No Marshmallows, Just Term Papers
Amazon. com: An E-Commerce Retailer
HEADING INTO THE SECOND QUARTER OF 2003, JEFF BEZOS, FOUNDER AND CEO OF Amazon.com, could look back over the last couple sets of quarterly numbers for Amazon.com and be proud. Under pressure from the financial markets to abandon the company's oft-stated goal of sacrificing short-term profits for building long-term growth, market share, and increased shareholder value, Bezos proved that his online retail business model could produce operating profits. Now that Bezos had that issue taken care of, there were a number of new ones that needed to be addressed. Outside the overall economic malaise of the U.S. and world economies, the Internet Tax Moratorium law was up for renewal in November, with no assurance of its being extended, and online stalwarts eBay and Yahoo! were expanding into Amazon.com's markets. Bezos was faced with the task of developing an effective differentiating enterprisewide strategy if Amazon.com was to survive and prosper against aggressive competition over the intermediate and long-term futures.
Amazon.com is considered to be the premier online retailer in the world. Although it originally started out selling only books, it has expanded into numerous other product lines, as shown in Exhibit 1. Some of these product lines include CDs, DVDs, and videos.
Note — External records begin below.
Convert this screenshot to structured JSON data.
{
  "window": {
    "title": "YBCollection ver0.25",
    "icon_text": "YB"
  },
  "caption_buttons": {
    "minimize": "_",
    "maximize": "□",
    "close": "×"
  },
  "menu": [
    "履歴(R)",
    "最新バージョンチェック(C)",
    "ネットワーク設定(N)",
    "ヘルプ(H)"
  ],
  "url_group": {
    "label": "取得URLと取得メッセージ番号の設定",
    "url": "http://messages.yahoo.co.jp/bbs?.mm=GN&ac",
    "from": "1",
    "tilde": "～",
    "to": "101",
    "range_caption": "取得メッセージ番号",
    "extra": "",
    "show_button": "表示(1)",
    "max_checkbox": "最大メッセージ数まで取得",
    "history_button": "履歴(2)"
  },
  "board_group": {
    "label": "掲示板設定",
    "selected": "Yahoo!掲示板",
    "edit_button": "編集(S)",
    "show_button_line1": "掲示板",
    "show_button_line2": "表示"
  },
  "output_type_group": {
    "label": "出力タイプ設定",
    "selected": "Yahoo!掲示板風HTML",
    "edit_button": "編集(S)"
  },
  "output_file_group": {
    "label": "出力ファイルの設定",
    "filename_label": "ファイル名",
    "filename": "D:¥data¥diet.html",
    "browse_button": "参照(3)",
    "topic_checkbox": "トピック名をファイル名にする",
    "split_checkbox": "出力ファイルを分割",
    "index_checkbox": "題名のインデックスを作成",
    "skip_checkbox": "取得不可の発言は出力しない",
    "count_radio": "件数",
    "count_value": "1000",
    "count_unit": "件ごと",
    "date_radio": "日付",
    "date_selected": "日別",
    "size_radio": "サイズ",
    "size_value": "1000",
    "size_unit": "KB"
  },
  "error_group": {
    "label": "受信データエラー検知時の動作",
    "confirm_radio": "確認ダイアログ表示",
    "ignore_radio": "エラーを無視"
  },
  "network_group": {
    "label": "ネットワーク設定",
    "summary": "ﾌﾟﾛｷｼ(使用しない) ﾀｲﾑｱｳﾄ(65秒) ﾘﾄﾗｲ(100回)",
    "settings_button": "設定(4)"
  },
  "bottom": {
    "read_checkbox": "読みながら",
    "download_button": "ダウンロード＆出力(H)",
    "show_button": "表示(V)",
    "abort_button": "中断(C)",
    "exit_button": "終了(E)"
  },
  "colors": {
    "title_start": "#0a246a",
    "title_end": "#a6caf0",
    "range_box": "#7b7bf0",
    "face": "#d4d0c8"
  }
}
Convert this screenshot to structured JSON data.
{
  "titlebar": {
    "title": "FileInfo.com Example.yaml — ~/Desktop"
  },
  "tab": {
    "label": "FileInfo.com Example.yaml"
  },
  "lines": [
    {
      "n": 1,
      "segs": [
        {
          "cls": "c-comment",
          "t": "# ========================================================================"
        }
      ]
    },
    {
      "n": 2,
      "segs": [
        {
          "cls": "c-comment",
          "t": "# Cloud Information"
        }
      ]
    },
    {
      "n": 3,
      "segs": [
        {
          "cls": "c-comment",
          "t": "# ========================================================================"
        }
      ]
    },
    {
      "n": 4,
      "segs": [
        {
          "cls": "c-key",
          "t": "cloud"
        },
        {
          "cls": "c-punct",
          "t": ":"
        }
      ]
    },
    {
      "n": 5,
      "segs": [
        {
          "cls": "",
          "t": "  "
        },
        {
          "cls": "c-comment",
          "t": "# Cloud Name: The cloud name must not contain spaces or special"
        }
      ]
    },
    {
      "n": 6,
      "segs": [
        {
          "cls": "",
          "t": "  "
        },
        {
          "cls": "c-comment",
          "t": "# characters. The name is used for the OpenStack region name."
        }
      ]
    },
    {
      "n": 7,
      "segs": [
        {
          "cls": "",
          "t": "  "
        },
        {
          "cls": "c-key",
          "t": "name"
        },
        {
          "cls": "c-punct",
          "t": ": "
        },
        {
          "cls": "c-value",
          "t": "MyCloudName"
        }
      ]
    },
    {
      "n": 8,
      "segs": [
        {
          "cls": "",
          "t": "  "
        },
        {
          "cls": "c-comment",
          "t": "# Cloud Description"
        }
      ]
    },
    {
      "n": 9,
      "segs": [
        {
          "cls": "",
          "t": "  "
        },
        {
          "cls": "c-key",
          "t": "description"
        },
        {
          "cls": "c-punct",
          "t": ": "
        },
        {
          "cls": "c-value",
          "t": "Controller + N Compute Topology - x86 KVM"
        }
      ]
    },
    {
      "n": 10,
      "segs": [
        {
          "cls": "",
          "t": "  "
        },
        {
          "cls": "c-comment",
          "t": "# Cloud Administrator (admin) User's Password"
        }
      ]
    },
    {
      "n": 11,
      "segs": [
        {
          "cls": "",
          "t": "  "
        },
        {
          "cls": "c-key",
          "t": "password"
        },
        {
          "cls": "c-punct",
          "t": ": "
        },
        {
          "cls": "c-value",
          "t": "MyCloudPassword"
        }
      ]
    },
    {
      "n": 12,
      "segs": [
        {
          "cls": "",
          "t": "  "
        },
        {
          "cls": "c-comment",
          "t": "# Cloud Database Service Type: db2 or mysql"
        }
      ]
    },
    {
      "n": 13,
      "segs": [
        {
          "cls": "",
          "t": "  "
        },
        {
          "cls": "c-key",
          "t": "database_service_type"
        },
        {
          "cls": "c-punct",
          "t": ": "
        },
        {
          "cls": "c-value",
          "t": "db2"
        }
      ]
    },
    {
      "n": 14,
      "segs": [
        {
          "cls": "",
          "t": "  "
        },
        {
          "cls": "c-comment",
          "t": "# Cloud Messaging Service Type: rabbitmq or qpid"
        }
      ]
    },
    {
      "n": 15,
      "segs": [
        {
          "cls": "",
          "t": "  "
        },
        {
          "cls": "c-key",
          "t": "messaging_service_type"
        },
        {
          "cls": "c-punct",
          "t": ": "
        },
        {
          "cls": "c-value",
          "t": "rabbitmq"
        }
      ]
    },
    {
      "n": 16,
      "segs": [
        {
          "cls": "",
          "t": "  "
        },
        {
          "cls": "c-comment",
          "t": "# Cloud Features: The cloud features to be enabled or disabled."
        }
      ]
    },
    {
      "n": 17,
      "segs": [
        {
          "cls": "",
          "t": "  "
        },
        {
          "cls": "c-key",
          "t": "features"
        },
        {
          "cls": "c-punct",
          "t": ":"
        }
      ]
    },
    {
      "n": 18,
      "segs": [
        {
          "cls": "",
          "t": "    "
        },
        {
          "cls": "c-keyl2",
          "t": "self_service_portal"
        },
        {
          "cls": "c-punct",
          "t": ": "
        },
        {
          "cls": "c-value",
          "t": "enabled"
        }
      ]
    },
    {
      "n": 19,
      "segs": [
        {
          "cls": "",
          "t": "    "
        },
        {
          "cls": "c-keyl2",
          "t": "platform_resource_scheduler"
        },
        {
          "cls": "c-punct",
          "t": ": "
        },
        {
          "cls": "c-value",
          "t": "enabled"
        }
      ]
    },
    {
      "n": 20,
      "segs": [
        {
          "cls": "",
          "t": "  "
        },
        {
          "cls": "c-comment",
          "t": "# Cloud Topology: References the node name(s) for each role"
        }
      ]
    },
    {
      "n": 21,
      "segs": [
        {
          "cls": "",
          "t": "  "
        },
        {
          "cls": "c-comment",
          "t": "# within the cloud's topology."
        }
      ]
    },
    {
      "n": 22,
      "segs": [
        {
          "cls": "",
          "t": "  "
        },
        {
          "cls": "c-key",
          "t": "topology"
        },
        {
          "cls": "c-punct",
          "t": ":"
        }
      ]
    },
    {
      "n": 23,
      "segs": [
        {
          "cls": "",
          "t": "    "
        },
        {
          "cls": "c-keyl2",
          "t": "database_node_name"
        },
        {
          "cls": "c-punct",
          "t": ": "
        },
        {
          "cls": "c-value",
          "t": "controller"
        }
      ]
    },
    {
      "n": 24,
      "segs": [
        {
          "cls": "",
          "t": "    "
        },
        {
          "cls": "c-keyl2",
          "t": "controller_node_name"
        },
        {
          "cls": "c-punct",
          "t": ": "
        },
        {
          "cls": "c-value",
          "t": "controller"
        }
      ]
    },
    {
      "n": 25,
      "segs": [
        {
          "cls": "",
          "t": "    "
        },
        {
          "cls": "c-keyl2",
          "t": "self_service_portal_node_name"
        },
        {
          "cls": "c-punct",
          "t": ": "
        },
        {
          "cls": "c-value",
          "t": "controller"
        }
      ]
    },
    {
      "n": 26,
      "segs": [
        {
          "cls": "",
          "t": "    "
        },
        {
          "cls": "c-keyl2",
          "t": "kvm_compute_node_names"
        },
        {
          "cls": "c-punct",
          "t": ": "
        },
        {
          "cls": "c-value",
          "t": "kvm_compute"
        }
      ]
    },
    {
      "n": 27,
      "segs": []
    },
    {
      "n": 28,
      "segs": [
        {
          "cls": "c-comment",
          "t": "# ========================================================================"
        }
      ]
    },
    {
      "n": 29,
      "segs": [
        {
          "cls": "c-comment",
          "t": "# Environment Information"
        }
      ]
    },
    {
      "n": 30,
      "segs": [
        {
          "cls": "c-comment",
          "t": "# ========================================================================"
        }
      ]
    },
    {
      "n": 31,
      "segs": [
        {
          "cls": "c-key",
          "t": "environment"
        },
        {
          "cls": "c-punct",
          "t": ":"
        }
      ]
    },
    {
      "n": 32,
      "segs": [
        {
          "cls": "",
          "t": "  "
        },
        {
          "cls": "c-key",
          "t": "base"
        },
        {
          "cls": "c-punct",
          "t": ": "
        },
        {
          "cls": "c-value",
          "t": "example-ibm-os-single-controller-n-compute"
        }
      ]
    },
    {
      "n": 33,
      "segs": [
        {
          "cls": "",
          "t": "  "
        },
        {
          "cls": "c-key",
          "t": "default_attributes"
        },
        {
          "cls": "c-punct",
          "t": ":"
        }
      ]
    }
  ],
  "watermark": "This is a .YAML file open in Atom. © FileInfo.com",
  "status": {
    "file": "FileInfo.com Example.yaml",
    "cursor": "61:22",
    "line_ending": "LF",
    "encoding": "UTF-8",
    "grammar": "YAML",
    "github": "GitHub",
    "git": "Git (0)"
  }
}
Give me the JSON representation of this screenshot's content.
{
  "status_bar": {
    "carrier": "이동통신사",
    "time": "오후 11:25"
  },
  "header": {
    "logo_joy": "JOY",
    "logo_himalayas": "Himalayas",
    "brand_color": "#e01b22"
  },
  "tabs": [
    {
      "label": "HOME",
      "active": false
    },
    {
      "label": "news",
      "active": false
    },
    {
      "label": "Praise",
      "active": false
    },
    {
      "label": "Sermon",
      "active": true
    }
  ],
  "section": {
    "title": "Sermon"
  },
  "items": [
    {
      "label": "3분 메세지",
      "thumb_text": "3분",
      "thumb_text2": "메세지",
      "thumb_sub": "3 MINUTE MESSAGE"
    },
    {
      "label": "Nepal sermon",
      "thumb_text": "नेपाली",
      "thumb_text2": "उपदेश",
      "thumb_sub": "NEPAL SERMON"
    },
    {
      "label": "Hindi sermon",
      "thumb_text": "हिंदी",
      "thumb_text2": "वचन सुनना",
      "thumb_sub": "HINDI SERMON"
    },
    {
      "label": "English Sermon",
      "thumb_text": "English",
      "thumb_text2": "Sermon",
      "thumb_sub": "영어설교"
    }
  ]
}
However, in order to offer as large a product line as possible, Amazon.com has entered into contracts with numerous retail partners, such as The Gap and Eddie Bauer, to sell their goods through Amazon.com's web site. Some of these partnership agreements involve Amazon.com running another company's own web site. This type of partnership, known as "powered by Amazon," allows companies to use Amazon.com technology and patented web site capabilities, such as 1 -Click Ordering. Two well known retailers who have participated in this type of arrangement are Target and Toys 'R' Us.
Exhibit 1 – Product Categories: Amazon.com...